ABOUT THIS TASK:
Each entry below should be returned exactly as is, with the pictures removed.

*** Block opens ***

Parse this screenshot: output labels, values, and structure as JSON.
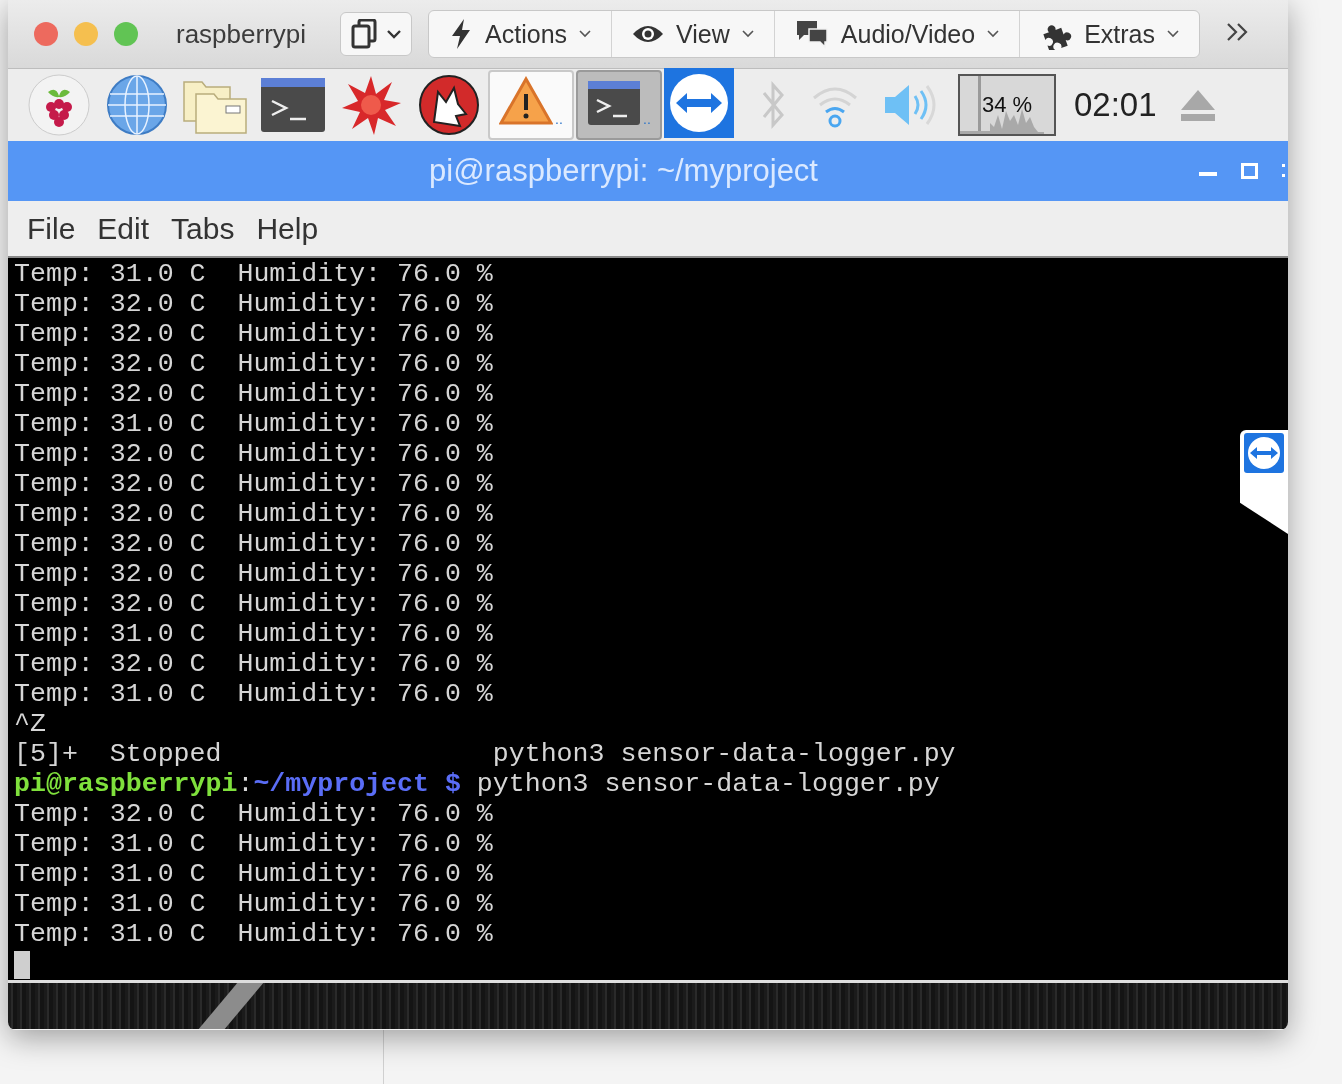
{
  "window": {
    "title": "raspberrypi"
  },
  "toolbar": {
    "buttons": [
      {
        "label": "Actions"
      },
      {
        "label": "View"
      },
      {
        "label": "Audio/Video"
      },
      {
        "label": "Extras"
      }
    ]
  },
  "panel": {
    "taskbar": [
      {
        "label": "..",
        "selected": false
      },
      {
        "label": "..",
        "selected": true
      }
    ],
    "cpu_reading": "34 %",
    "clock": "02:01"
  },
  "terminal": {
    "title": "pi@raspberrypi: ~/myproject",
    "menu": [
      "File",
      "Edit",
      "Tabs",
      "Help"
    ],
    "lines": [
      {
        "kind": "output",
        "text": "Temp: 31.0 C  Humidity: 76.0 %"
      },
      {
        "kind": "output",
        "text": "Temp: 32.0 C  Humidity: 76.0 %"
      },
      {
        "kind": "output",
        "text": "Temp: 32.0 C  Humidity: 76.0 %"
      },
      {
        "kind": "output",
        "text": "Temp: 32.0 C  Humidity: 76.0 %"
      },
      {
        "kind": "output",
        "text": "Temp: 32.0 C  Humidity: 76.0 %"
      },
      {
        "kind": "output",
        "text": "Temp: 31.0 C  Humidity: 76.0 %"
      },
      {
        "kind": "output",
        "text": "Temp: 32.0 C  Humidity: 76.0 %"
      },
      {
        "kind": "output",
        "text": "Temp: 32.0 C  Humidity: 76.0 %"
      },
      {
        "kind": "output",
        "text": "Temp: 32.0 C  Humidity: 76.0 %"
      },
      {
        "kind": "output",
        "text": "Temp: 32.0 C  Humidity: 76.0 %"
      },
      {
        "kind": "output",
        "text": "Temp: 32.0 C  Humidity: 76.0 %"
      },
      {
        "kind": "output",
        "text": "Temp: 32.0 C  Humidity: 76.0 %"
      },
      {
        "kind": "output",
        "text": "Temp: 31.0 C  Humidity: 76.0 %"
      },
      {
        "kind": "output",
        "text": "Temp: 32.0 C  Humidity: 76.0 %"
      },
      {
        "kind": "output",
        "text": "Temp: 31.0 C  Humidity: 76.0 %"
      },
      {
        "kind": "output",
        "text": "^Z"
      },
      {
        "kind": "output",
        "text": "[5]+  Stopped                 python3 sensor-data-logger.py"
      },
      {
        "kind": "prompt",
        "user": "pi@raspberrypi",
        "separator": ":",
        "path": "~/myproject $",
        "command": "python3 sensor-data-logger.py"
      },
      {
        "kind": "output",
        "text": "Temp: 32.0 C  Humidity: 76.0 %"
      },
      {
        "kind": "output",
        "text": "Temp: 31.0 C  Humidity: 76.0 %"
      },
      {
        "kind": "output",
        "text": "Temp: 31.0 C  Humidity: 76.0 %"
      },
      {
        "kind": "output",
        "text": "Temp: 31.0 C  Humidity: 76.0 %"
      },
      {
        "kind": "output",
        "text": "Temp: 31.0 C  Humidity: 76.0 %"
      },
      {
        "kind": "cursor"
      }
    ]
  }
}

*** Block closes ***

FINISHED EXERCISE:
Parse this screenshot: output labels, values, and structure as JSON.
{
  "window": {
    "title": "raspberrypi"
  },
  "toolbar": {
    "buttons": [
      {
        "label": "Actions"
      },
      {
        "label": "View"
      },
      {
        "label": "Audio/Video"
      },
      {
        "label": "Extras"
      }
    ]
  },
  "panel": {
    "taskbar": [
      {
        "label": "..",
        "selected": false
      },
      {
        "label": "..",
        "selected": true
      }
    ],
    "cpu_reading": "34 %",
    "clock": "02:01"
  },
  "terminal": {
    "title": "pi@raspberrypi: ~/myproject",
    "menu": [
      "File",
      "Edit",
      "Tabs",
      "Help"
    ],
    "lines": [
      {
        "kind": "output",
        "text": "Temp: 31.0 C  Humidity: 76.0 %"
      },
      {
        "kind": "output",
        "text": "Temp: 32.0 C  Humidity: 76.0 %"
      },
      {
        "kind": "output",
        "text": "Temp: 32.0 C  Humidity: 76.0 %"
      },
      {
        "kind": "output",
        "text": "Temp: 32.0 C  Humidity: 76.0 %"
      },
      {
        "kind": "output",
        "text": "Temp: 32.0 C  Humidity: 76.0 %"
      },
      {
        "kind": "output",
        "text": "Temp: 31.0 C  Humidity: 76.0 %"
      },
      {
        "kind": "output",
        "text": "Temp: 32.0 C  Humidity: 76.0 %"
      },
      {
        "kind": "output",
        "text": "Temp: 32.0 C  Humidity: 76.0 %"
      },
      {
        "kind": "output",
        "text": "Temp: 32.0 C  Humidity: 76.0 %"
      },
      {
        "kind": "output",
        "text": "Temp: 32.0 C  Humidity: 76.0 %"
      },
      {
        "kind": "output",
        "text": "Temp: 32.0 C  Humidity: 76.0 %"
      },
      {
        "kind": "output",
        "text": "Temp: 32.0 C  Humidity: 76.0 %"
      },
      {
        "kind": "output",
        "text": "Temp: 31.0 C  Humidity: 76.0 %"
      },
      {
        "kind": "output",
        "text": "Temp: 32.0 C  Humidity: 76.0 %"
      },
      {
        "kind": "output",
        "text": "Temp: 31.0 C  Humidity: 76.0 %"
      },
      {
        "kind": "output",
        "text": "^Z"
      },
      {
        "kind": "output",
        "text": "[5]+  Stopped                 python3 sensor-data-logger.py"
      },
      {
        "kind": "prompt",
        "user": "pi@raspberrypi",
        "separator": ":",
        "path": "~/myproject $",
        "command": "python3 sensor-data-logger.py"
      },
      {
        "kind": "output",
        "text": "Temp: 32.0 C  Humidity: 76.0 %"
      },
      {
        "kind": "output",
        "text": "Temp: 31.0 C  Humidity: 76.0 %"
      },
      {
        "kind": "output",
        "text": "Temp: 31.0 C  Humidity: 76.0 %"
      },
      {
        "kind": "output",
        "text": "Temp: 31.0 C  Humidity: 76.0 %"
      },
      {
        "kind": "output",
        "text": "Temp: 31.0 C  Humidity: 76.0 %"
      },
      {
        "kind": "cursor"
      }
    ]
  }
}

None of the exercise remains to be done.